At this point, it’s a common analogy that owning a smartphone is like walking around with a computer in your pocket. Wouldn’t it be more accurate to say that it’s like a technology Swiss army knife though? After all, your phone keeps your contacts, your calendar and provides access to the entire web, our modern day encyclopedia. But most importantly, smartphone cameras have enabled us to capture everyday moments, from the mundane to the extraordinary.
With an advanced camera in the palm of your hand at every moment, will smartphones soon replace compact digital cameras for the average consumer?
The Birth of the Camera Phone
Those that were born in the new Millennium don’t ever remember a time when cell phones weren’t commonplace, let alone cell phones without cameras. The first phone with the capabilities to send a picture message was the Sharp J-SH04, sold only in Japan, in 2000. It had only a 0.11 MP camera!
It took a few years for the rest of the world to catch on to the technology. Sanyo followed with a 0.3 MP camera phone in 2002, and Sprint upped the ante with a 1.3 MP camera phone in 2004. From there, it was off to the races as every major phone brand began to equip their products with bigger and better cameras.
Major Players in the Mobile Phone Camera MP Race
Sony, Samsung and Nokia continued to push the limits of the cameras their systems could handle. But those advancements also produced new problems. More photos need more storage – how would that change the design and impact the operating systems?
That’s why even when the first generation iPhone was released in 2007, it only had a 2 MP rear camera, and no front camera or video recording capabilities. While camera phones were advancing rapidly, cell phone software and hardware itself hadn’t made the same leaps and bounds.
Sharing Photos Today
With photo-centric social platforms, digital albums available at any time and mobile usage far surpassing desktop usage, the next question isn’t how many more megapixels can be fit into a smartphone, but how many do we actually need?
For Facebook, a 1200 pixel photo looks crystal clear on desktop and mobile. The latest iPhone’s Retina Display only has a resolution of 1920×1080. These dimensions and resolutions are well within the current capabilities of Apple and Android smartphones.
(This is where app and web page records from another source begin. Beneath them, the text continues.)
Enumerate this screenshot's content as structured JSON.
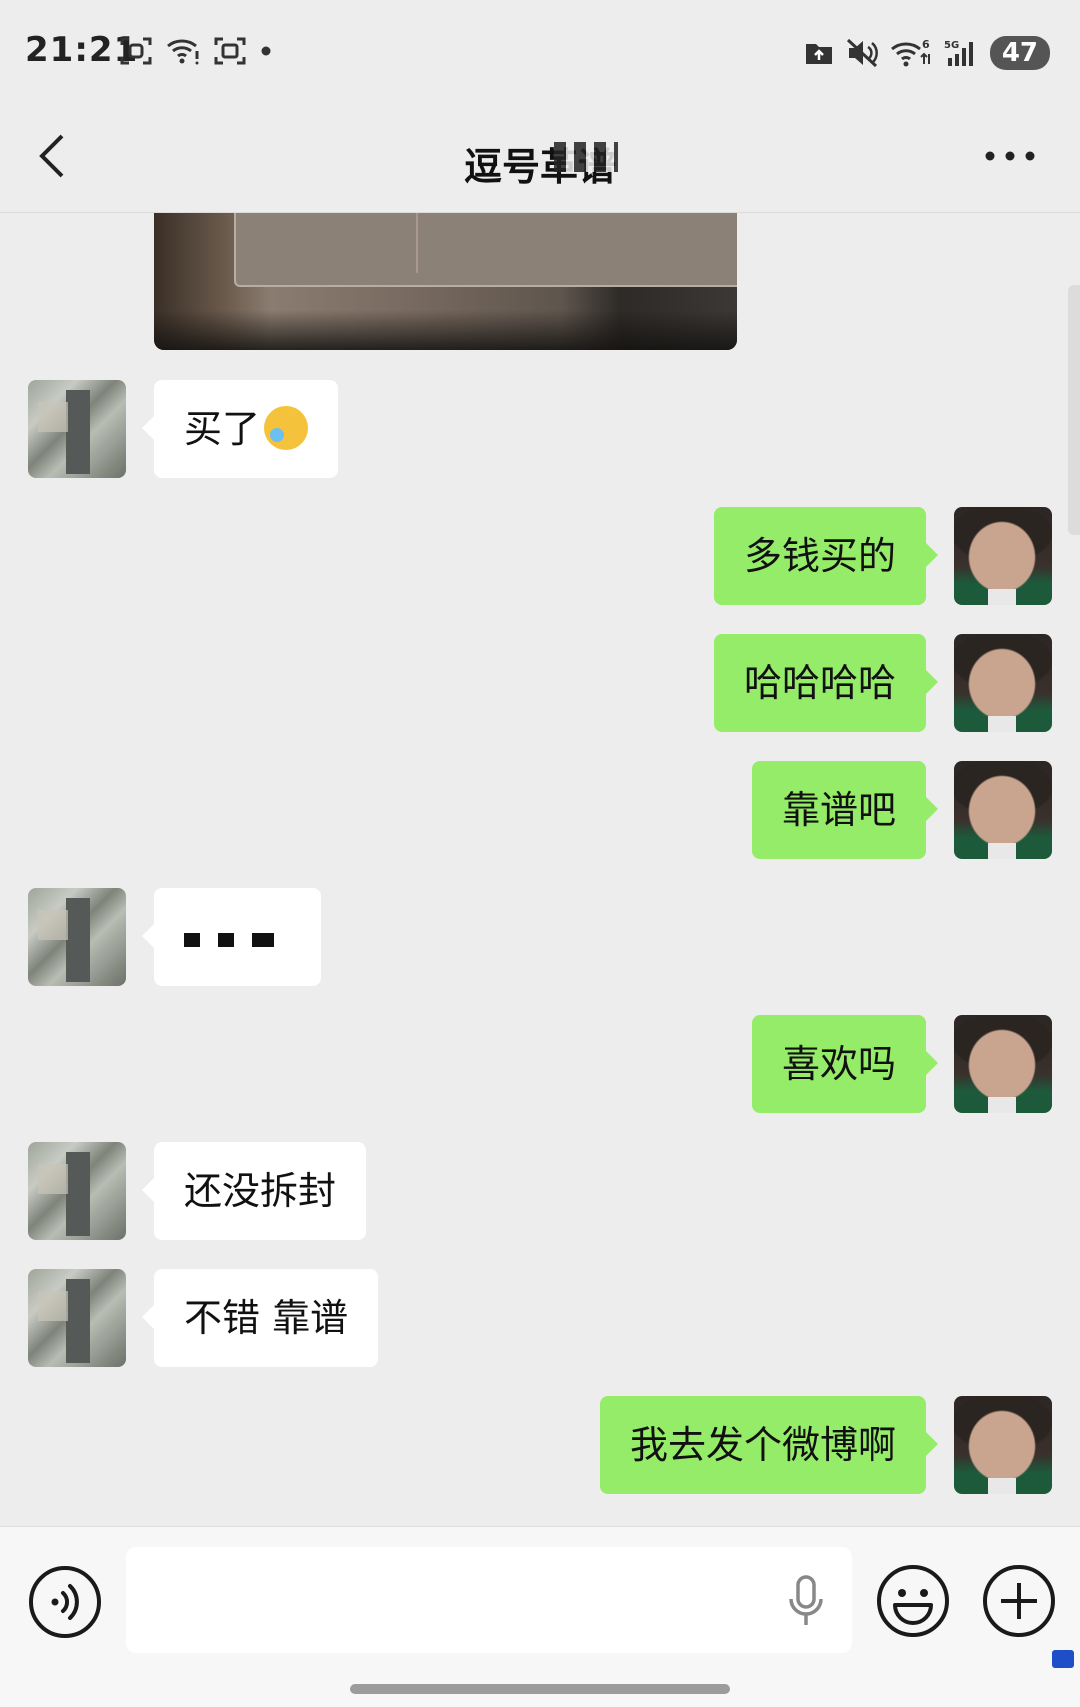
{
  "status_bar": {
    "time": "21:21",
    "battery": "47",
    "icons_left": [
      "scan-icon",
      "wifi-warning-icon",
      "photo-scan-icon",
      "dot-icon"
    ],
    "icons_right": [
      "folder-upload-icon",
      "mute-icon",
      "wifi-6-icon",
      "signal-5g-icon",
      "battery-icon"
    ]
  },
  "header": {
    "title": "逗号革谱",
    "back_icon": "chevron-left-icon",
    "more_icon": "more-dots-icon"
  },
  "messages": [
    {
      "side": "left",
      "type": "image",
      "description_icon": "photo-laptop"
    },
    {
      "side": "left",
      "text": "买了",
      "emoji": "crying-laughing-emoji"
    },
    {
      "side": "right",
      "text": "多钱买的"
    },
    {
      "side": "right",
      "text": "哈哈哈哈"
    },
    {
      "side": "right",
      "text": "靠谱吧"
    },
    {
      "side": "left",
      "text": "",
      "redacted": true
    },
    {
      "side": "right",
      "text": "喜欢吗"
    },
    {
      "side": "left",
      "text": "还没拆封"
    },
    {
      "side": "left",
      "text": "不错 靠谱"
    },
    {
      "side": "right",
      "text": "我去发个微博啊"
    }
  ],
  "input_bar": {
    "placeholder": "",
    "voice_icon": "voice-icon",
    "mic_icon": "microphone-icon",
    "emoji_icon": "smiley-icon",
    "plus_icon": "plus-icon"
  },
  "colors": {
    "background": "#ededed",
    "bubble_self": "#95ec69",
    "bubble_other": "#ffffff"
  }
}
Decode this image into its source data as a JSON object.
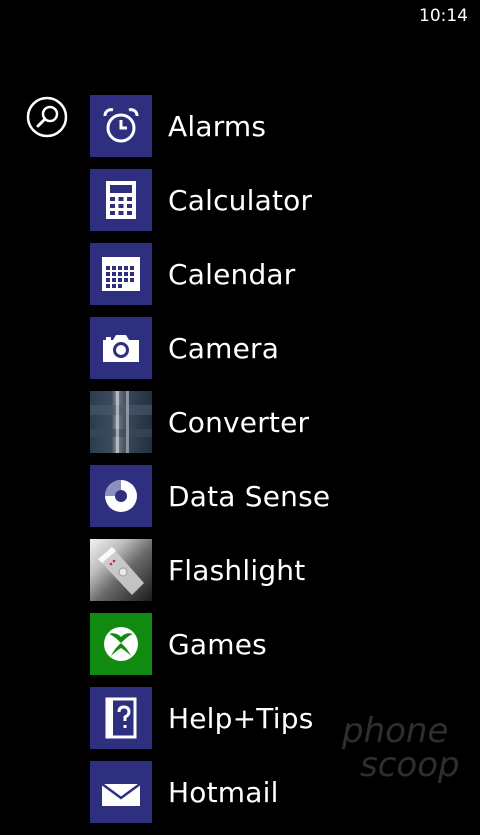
{
  "status_bar": {
    "time": "10:14"
  },
  "search": {
    "icon": "search-icon"
  },
  "apps": [
    {
      "name": "Alarms",
      "icon": "alarm-clock-icon"
    },
    {
      "name": "Calculator",
      "icon": "calculator-icon"
    },
    {
      "name": "Calendar",
      "icon": "calendar-icon"
    },
    {
      "name": "Camera",
      "icon": "camera-icon"
    },
    {
      "name": "Converter",
      "icon": "converter-icon"
    },
    {
      "name": "Data Sense",
      "icon": "data-sense-icon"
    },
    {
      "name": "Flashlight",
      "icon": "flashlight-icon"
    },
    {
      "name": "Games",
      "icon": "xbox-controller-icon"
    },
    {
      "name": "Help+Tips",
      "icon": "help-book-icon"
    },
    {
      "name": "Hotmail",
      "icon": "mail-icon"
    }
  ],
  "watermark": {
    "brand_line1": "phone",
    "brand_line2": "scoop"
  },
  "colors": {
    "tile_accent": "#2e2f7e",
    "games_tile": "#118a11",
    "background": "#000000",
    "text": "#ffffff"
  }
}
Professional photographers typically agree that 12MP is enough for their shooting needs – does the average consumer need much more when images are likely to be viewed at about half a megapixel? Considering images shot at 12 pixels are good enough for 5”x7” and some large format prints, perhaps 41MP is unnecessary for the average consumer.
While there’s no denying that some users require larger cameras, like news reporters, the average consumer can get by just fine with less. Where do your needs fall?
NUU Mobile focuses on building smartphones that match the performance of leading brands and use the most advanced technology, all while keeping costs reasonable. View our products and smartphone camera specifications here.